Dataset rows describing interfaces:
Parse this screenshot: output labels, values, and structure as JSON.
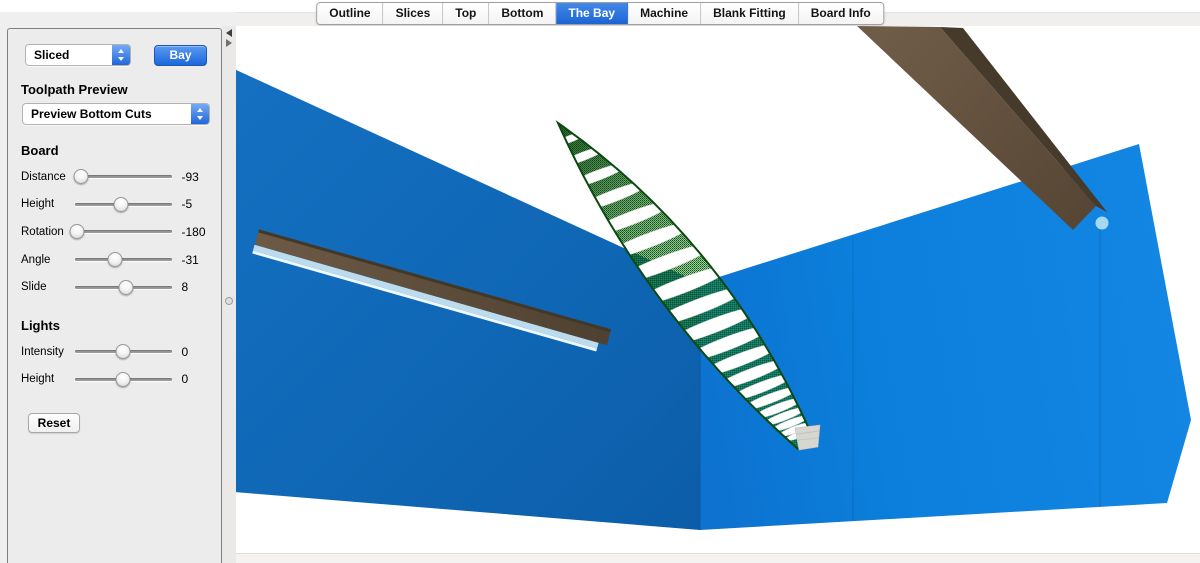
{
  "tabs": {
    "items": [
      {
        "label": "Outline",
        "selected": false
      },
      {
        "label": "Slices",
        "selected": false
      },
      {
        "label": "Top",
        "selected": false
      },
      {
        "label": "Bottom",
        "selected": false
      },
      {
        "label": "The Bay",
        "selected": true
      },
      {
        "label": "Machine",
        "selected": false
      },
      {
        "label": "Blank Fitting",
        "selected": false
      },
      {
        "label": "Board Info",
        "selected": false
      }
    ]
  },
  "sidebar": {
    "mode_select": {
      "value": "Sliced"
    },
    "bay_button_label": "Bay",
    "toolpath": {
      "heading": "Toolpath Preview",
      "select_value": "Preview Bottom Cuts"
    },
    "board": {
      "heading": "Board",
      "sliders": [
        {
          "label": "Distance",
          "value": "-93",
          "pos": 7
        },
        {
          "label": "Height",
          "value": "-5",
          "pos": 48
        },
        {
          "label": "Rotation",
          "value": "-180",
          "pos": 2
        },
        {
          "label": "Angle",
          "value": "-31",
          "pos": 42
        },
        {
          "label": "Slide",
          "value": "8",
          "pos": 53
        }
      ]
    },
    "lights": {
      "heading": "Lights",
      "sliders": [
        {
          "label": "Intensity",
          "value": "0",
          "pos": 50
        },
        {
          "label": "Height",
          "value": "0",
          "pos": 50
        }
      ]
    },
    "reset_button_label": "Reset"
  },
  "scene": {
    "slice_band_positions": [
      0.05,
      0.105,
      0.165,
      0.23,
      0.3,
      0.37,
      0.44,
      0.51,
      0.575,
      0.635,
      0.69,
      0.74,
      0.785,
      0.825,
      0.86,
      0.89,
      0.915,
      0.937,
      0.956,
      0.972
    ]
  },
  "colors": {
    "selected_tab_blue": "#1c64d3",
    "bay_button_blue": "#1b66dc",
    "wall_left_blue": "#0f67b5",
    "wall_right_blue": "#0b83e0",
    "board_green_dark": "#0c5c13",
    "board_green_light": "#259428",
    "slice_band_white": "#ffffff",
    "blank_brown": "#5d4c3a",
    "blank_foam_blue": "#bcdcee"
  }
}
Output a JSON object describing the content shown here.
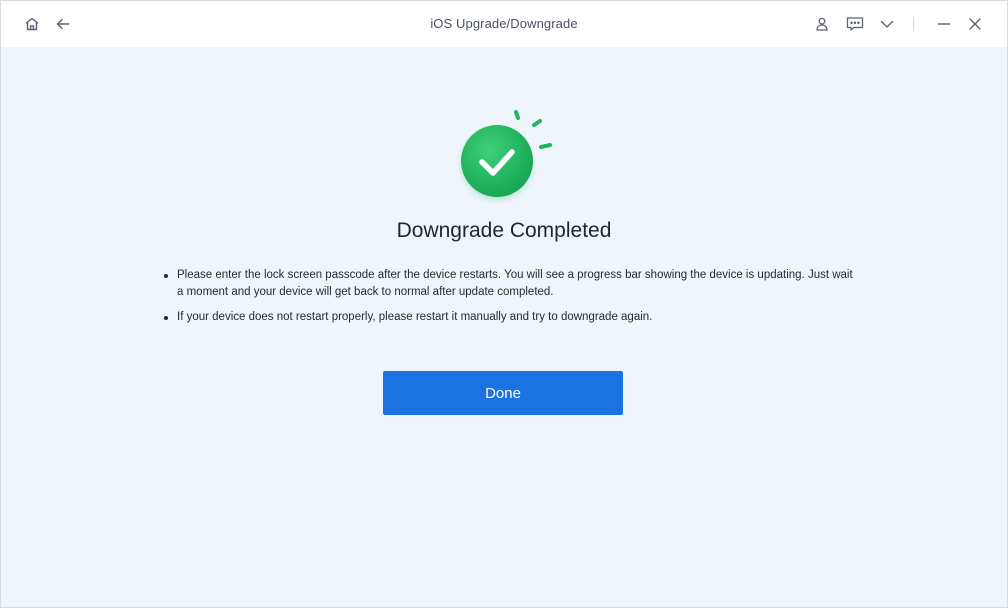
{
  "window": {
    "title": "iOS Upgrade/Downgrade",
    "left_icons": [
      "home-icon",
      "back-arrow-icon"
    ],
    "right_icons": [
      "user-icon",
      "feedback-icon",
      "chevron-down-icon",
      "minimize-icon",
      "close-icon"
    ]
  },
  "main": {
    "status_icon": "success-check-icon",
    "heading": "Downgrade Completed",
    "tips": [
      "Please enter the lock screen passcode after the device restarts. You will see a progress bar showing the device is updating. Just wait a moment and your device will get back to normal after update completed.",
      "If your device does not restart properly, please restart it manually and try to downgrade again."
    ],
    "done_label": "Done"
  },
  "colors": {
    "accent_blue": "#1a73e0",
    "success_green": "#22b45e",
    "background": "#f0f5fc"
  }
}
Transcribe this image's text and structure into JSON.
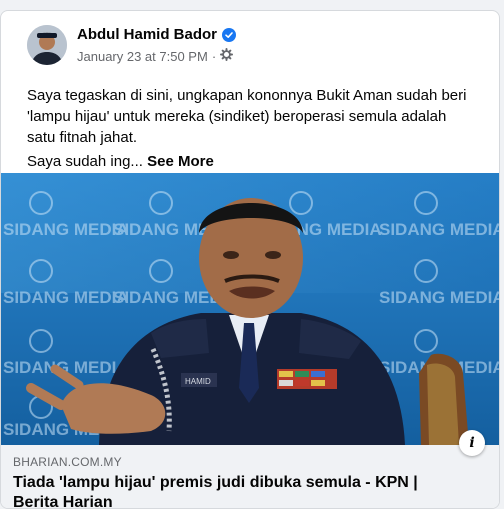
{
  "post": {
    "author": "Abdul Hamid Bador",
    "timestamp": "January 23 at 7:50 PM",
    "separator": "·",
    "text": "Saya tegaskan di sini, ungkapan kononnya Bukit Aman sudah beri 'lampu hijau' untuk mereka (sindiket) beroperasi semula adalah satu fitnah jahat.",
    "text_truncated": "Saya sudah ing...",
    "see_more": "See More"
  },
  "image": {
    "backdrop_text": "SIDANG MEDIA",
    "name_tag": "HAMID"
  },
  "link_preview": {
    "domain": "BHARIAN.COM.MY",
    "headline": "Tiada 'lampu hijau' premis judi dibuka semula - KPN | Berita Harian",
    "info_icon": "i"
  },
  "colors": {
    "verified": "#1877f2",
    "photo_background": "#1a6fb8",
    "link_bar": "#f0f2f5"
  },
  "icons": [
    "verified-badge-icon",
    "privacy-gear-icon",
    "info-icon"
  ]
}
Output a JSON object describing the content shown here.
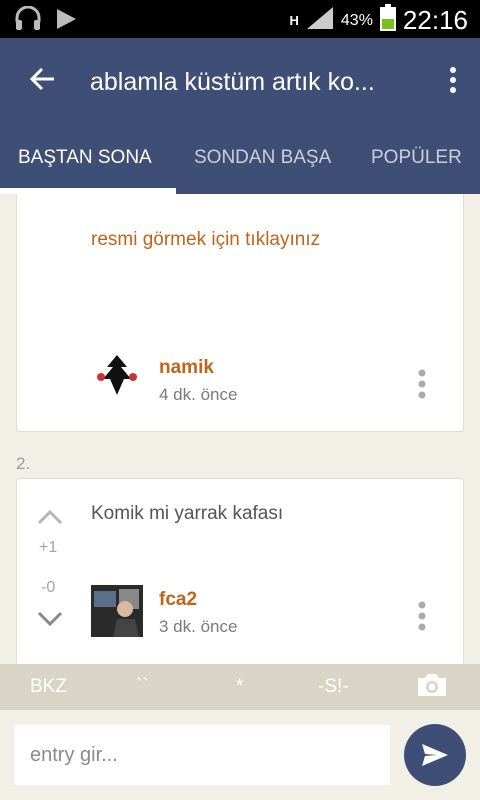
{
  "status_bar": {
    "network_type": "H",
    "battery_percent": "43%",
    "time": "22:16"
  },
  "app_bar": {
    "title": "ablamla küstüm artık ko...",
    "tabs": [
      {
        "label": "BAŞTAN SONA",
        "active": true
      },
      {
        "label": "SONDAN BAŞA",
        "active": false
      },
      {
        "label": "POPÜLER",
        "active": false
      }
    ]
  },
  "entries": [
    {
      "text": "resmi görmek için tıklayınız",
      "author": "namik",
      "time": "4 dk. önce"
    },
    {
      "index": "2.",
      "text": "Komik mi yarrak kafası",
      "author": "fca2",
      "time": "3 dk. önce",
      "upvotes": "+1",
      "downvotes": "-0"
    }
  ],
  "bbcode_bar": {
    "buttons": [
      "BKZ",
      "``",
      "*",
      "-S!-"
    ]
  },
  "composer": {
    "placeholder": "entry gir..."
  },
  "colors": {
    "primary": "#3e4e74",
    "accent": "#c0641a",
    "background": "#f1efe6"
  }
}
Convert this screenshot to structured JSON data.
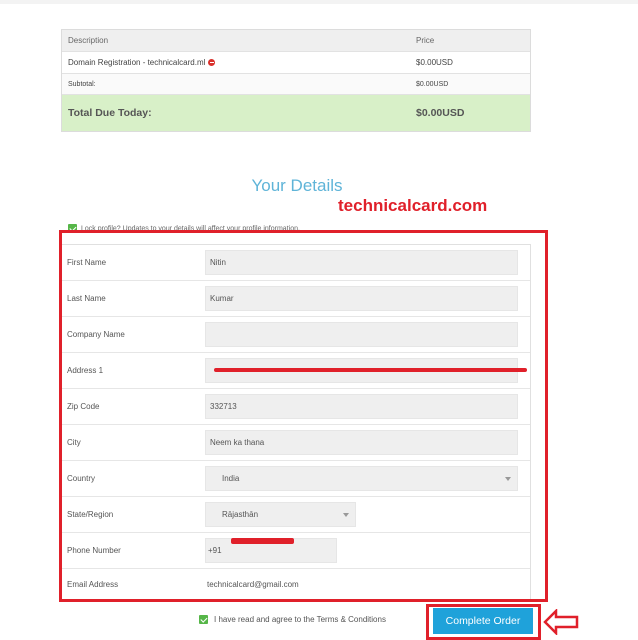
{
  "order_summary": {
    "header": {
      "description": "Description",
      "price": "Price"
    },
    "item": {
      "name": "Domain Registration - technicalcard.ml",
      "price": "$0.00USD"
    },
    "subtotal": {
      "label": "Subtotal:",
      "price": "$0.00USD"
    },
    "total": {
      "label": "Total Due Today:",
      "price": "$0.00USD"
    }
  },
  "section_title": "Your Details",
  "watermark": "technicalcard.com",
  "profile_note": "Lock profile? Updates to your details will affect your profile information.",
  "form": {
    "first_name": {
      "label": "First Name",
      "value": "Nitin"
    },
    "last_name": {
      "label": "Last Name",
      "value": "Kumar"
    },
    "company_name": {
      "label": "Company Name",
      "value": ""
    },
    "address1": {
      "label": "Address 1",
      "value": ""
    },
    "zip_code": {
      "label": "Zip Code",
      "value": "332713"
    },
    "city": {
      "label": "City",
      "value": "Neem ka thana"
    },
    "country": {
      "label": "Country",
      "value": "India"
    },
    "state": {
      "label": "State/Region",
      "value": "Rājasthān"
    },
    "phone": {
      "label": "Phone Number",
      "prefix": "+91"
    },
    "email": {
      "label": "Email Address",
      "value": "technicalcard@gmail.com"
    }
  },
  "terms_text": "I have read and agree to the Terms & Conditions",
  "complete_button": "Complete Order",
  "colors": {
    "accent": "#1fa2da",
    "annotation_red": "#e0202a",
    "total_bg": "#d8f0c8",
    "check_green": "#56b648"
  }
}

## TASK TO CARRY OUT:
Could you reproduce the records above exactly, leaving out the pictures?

## SOLUTION TO THE PROBLEM:
Parse this screenshot: output labels, values, and structure as JSON.
{
  "tabs": {
    "items": [
      {
        "label": "Outline",
        "selected": false
      },
      {
        "label": "Slices",
        "selected": false
      },
      {
        "label": "Top",
        "selected": false
      },
      {
        "label": "Bottom",
        "selected": false
      },
      {
        "label": "The Bay",
        "selected": true
      },
      {
        "label": "Machine",
        "selected": false
      },
      {
        "label": "Blank Fitting",
        "selected": false
      },
      {
        "label": "Board Info",
        "selected": false
      }
    ]
  },
  "sidebar": {
    "mode_select": {
      "value": "Sliced"
    },
    "bay_button_label": "Bay",
    "toolpath": {
      "heading": "Toolpath Preview",
      "select_value": "Preview Bottom Cuts"
    },
    "board": {
      "heading": "Board",
      "sliders": [
        {
          "label": "Distance",
          "value": "-93",
          "pos": 7
        },
        {
          "label": "Height",
          "value": "-5",
          "pos": 48
        },
        {
          "label": "Rotation",
          "value": "-180",
          "pos": 2
        },
        {
          "label": "Angle",
          "value": "-31",
          "pos": 42
        },
        {
          "label": "Slide",
          "value": "8",
          "pos": 53
        }
      ]
    },
    "lights": {
      "heading": "Lights",
      "sliders": [
        {
          "label": "Intensity",
          "value": "0",
          "pos": 50
        },
        {
          "label": "Height",
          "value": "0",
          "pos": 50
        }
      ]
    },
    "reset_button_label": "Reset"
  },
  "scene": {
    "slice_band_positions": [
      0.05,
      0.105,
      0.165,
      0.23,
      0.3,
      0.37,
      0.44,
      0.51,
      0.575,
      0.635,
      0.69,
      0.74,
      0.785,
      0.825,
      0.86,
      0.89,
      0.915,
      0.937,
      0.956,
      0.972
    ]
  },
  "colors": {
    "selected_tab_blue": "#1c64d3",
    "bay_button_blue": "#1b66dc",
    "wall_left_blue": "#0f67b5",
    "wall_right_blue": "#0b83e0",
    "board_green_dark": "#0c5c13",
    "board_green_light": "#259428",
    "slice_band_white": "#ffffff",
    "blank_brown": "#5d4c3a",
    "blank_foam_blue": "#bcdcee"
  }
}
Output a JSON object describing the content shown here.
{
  "window": {
    "title": "iOS Upgrade/Downgrade",
    "left_icons": [
      "home-icon",
      "back-arrow-icon"
    ],
    "right_icons": [
      "user-icon",
      "feedback-icon",
      "chevron-down-icon",
      "minimize-icon",
      "close-icon"
    ]
  },
  "main": {
    "status_icon": "success-check-icon",
    "heading": "Downgrade Completed",
    "tips": [
      "Please enter the lock screen passcode after the device restarts. You will see a progress bar showing the device is updating. Just wait a moment and your device will get back to normal after update completed.",
      "If your device does not restart properly, please restart it manually and try to downgrade again."
    ],
    "done_label": "Done"
  },
  "colors": {
    "accent_blue": "#1a73e0",
    "success_green": "#22b45e",
    "background": "#f0f5fc"
  }
}
Transcribe this image's text and structure into JSON.
{
  "post": {
    "author": "Abdul Hamid Bador",
    "timestamp": "January 23 at 7:50 PM",
    "separator": "·",
    "text": "Saya tegaskan di sini, ungkapan kononnya Bukit Aman sudah beri 'lampu hijau' untuk mereka (sindiket) beroperasi semula adalah satu fitnah jahat.",
    "text_truncated": "Saya sudah ing...",
    "see_more": "See More"
  },
  "image": {
    "backdrop_text": "SIDANG MEDIA",
    "name_tag": "HAMID"
  },
  "link_preview": {
    "domain": "BHARIAN.COM.MY",
    "headline": "Tiada 'lampu hijau' premis judi dibuka semula - KPN | Berita Harian",
    "info_icon": "i"
  },
  "colors": {
    "verified": "#1877f2",
    "photo_background": "#1a6fb8",
    "link_bar": "#f0f2f5"
  },
  "icons": [
    "verified-badge-icon",
    "privacy-gear-icon",
    "info-icon"
  ]
}
Output a JSON object describing the content shown here.
{
  "status_bar": {
    "network_type": "H",
    "battery_percent": "43%",
    "time": "22:16"
  },
  "app_bar": {
    "title": "ablamla küstüm artık ko...",
    "tabs": [
      {
        "label": "BAŞTAN SONA",
        "active": true
      },
      {
        "label": "SONDAN BAŞA",
        "active": false
      },
      {
        "label": "POPÜLER",
        "active": false
      }
    ]
  },
  "entries": [
    {
      "text": "resmi görmek için tıklayınız",
      "author": "namik",
      "time": "4 dk. önce"
    },
    {
      "index": "2.",
      "text": "Komik mi yarrak kafası",
      "author": "fca2",
      "time": "3 dk. önce",
      "upvotes": "+1",
      "downvotes": "-0"
    }
  ],
  "bbcode_bar": {
    "buttons": [
      "BKZ",
      "``",
      "*",
      "-S!-"
    ]
  },
  "composer": {
    "placeholder": "entry gir..."
  },
  "colors": {
    "primary": "#3e4e74",
    "accent": "#c0641a",
    "background": "#f1efe6"
  }
}
Convert this screenshot to structured JSON data.
{
  "order_summary": {
    "header": {
      "description": "Description",
      "price": "Price"
    },
    "item": {
      "name": "Domain Registration - technicalcard.ml",
      "price": "$0.00USD"
    },
    "subtotal": {
      "label": "Subtotal:",
      "price": "$0.00USD"
    },
    "total": {
      "label": "Total Due Today:",
      "price": "$0.00USD"
    }
  },
  "section_title": "Your Details",
  "watermark": "technicalcard.com",
  "profile_note": "Lock profile? Updates to your details will affect your profile information.",
  "form": {
    "first_name": {
      "label": "First Name",
      "value": "Nitin"
    },
    "last_name": {
      "label": "Last Name",
      "value": "Kumar"
    },
    "company_name": {
      "label": "Company Name",
      "value": ""
    },
    "address1": {
      "label": "Address 1",
      "value": ""
    },
    "zip_code": {
      "label": "Zip Code",
      "value": "332713"
    },
    "city": {
      "label": "City",
      "value": "Neem ka thana"
    },
    "country": {
      "label": "Country",
      "value": "India"
    },
    "state": {
      "label": "State/Region",
      "value": "Rājasthān"
    },
    "phone": {
      "label": "Phone Number",
      "prefix": "+91"
    },
    "email": {
      "label": "Email Address",
      "value": "technicalcard@gmail.com"
    }
  },
  "terms_text": "I have read and agree to the Terms & Conditions",
  "complete_button": "Complete Order",
  "colors": {
    "accent": "#1fa2da",
    "annotation_red": "#e0202a",
    "total_bg": "#d8f0c8",
    "check_green": "#56b648"
  }
}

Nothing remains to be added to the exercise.